I loved playing beside him because he was completely committed. There are no half-measures. He will not let up, but whether that is enough to rid Hibs of Petrie is something else entirely. He is in with the bricks at Easter Road and he is going to be hard to remove.

The man is a control freak. He has never been able to keep his nose out of things and it is not a healthy situation. Control freaks don't change overnight. He will always want to know what is going on within the business.

You hear whispers within the game about the way things have worked at Hibs. I have spoken to many a manager within that club who talked about him being a meddler.

Petrie just can't help himself. He said he was taking a hands-off role, but why was he in the room when Kano and his colleagues met Farmer to talk about what they would like to see happen with the club in the immediate future?

Wasn't he spotted in and around Easter Road when the decision was being made to sack Terry Butcher from the position of manager?

Butcher was fired just after Dempster came into the club and it looks to me like Petrie used her appointment to manoeuvre his way out of the situation. He knew there would be fierce criticism were he seen to be the person to give another head coach the bullet. In my opinion, it is why someone else was left to do the dirty work.

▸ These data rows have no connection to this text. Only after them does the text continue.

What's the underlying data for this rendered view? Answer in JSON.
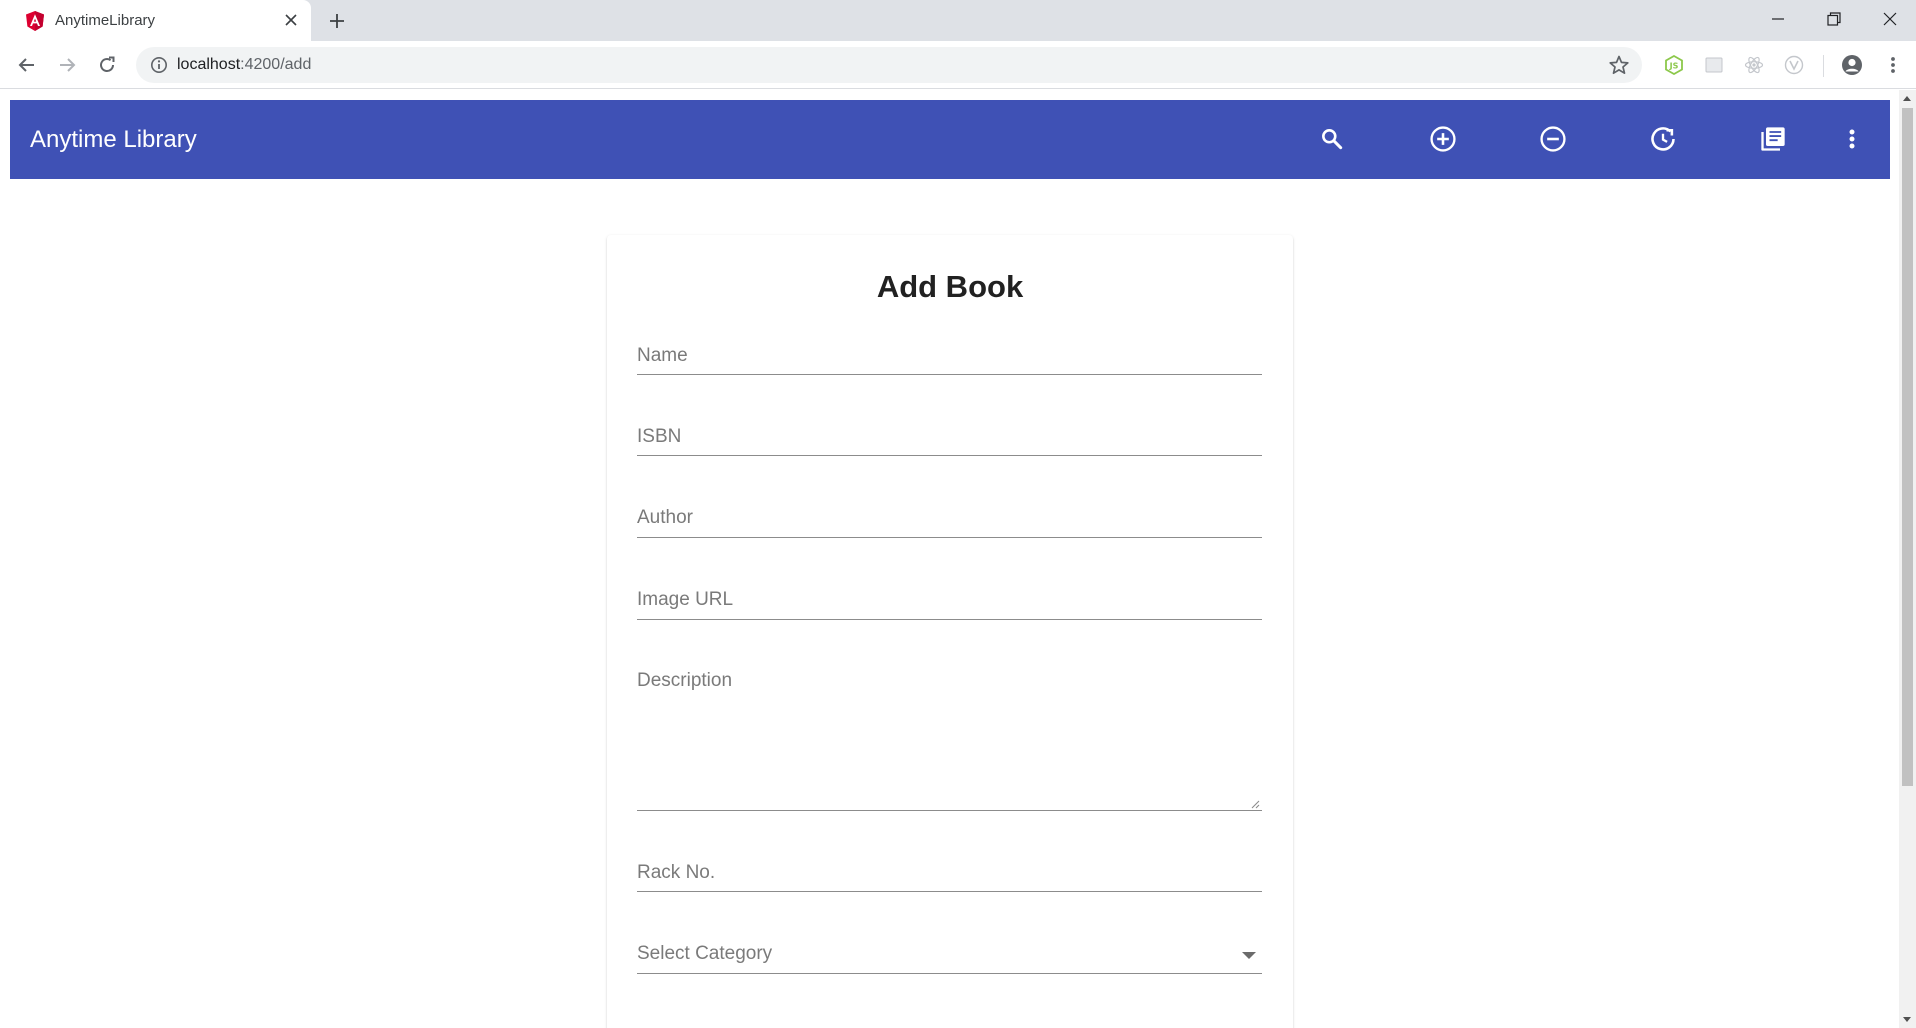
{
  "browser": {
    "tab_title": "AnytimeLibrary",
    "url_host": "localhost",
    "url_path": ":4200/add",
    "favicon": "angular-icon"
  },
  "app": {
    "title": "Anytime Library",
    "toolbar_icons": [
      "search-icon",
      "add-circle-icon",
      "remove-circle-icon",
      "history-icon",
      "library-books-icon",
      "more-vert-icon"
    ],
    "brand_color": "#3f51b5"
  },
  "form": {
    "title": "Add Book",
    "fields": {
      "name": "Name",
      "isbn": "ISBN",
      "author": "Author",
      "image_url": "Image URL",
      "description": "Description",
      "rack_no": "Rack No.",
      "category": "Select Category"
    }
  }
}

There is no chance Dempster is going to be given complete autonomy while Petrie is there. The party line is that everything in the garden is rosy and my gut feeling is that the two of them will probably get on perfectly well.

However, there is no way he is going to sit back and let her run the business on her own.

Petrie, in fairness, has not done badly on the financial front. Things might not have been anywhere near as bad had he focused purely on that.

Outwith any interference that his managers have suffered down the years, he has chosen the wrong people time and time again. Yet he always tries to get himself off the hook in the end.

Rumours started to circulate from relatively early in Butcher's reign that he wasn't always seeing eye-to-eye with Petrie. Results did not go well. We cannot deny that and you could sense from his general demeanour that Butcher knew towards the end that the writing was on the wall.

For me, Petrie had always chosen the type of manager he felt would listen to him, let him say his piece and bend to some degree.Butcher wasn't like that. He is a strong-minded individual. It was not the trademark Petrie appointment, but he maybe felt he had reached a point where he had to try something different. He had to be prepared to let Butcher run the show completely though, and I just don't think Petrie is capable of that.

You could drag up all manner of stories from the reigns of all those 11 managers who have come and gone. Look at the situation that developed with Colin Calderwood. Birmingham City wanted to secure his services as assistant manager to Chris Hughton and offered a reported £300,000 as compensation. It was turned down. Within a matter of months, he was leaving with a pay-off.

Why didn't Hibs take the money when they had the chance? Petrie simply didn't want to let it be known that he had picked the wrong man.

It is all about him, you see. He just doesn't want to admit that he is wrong even when everyone else can see quite clearly that is the case.

It cannot be permitted to go on any longer. Farmer has a decision to make. Hard as it may be for him, there can only be one outcome.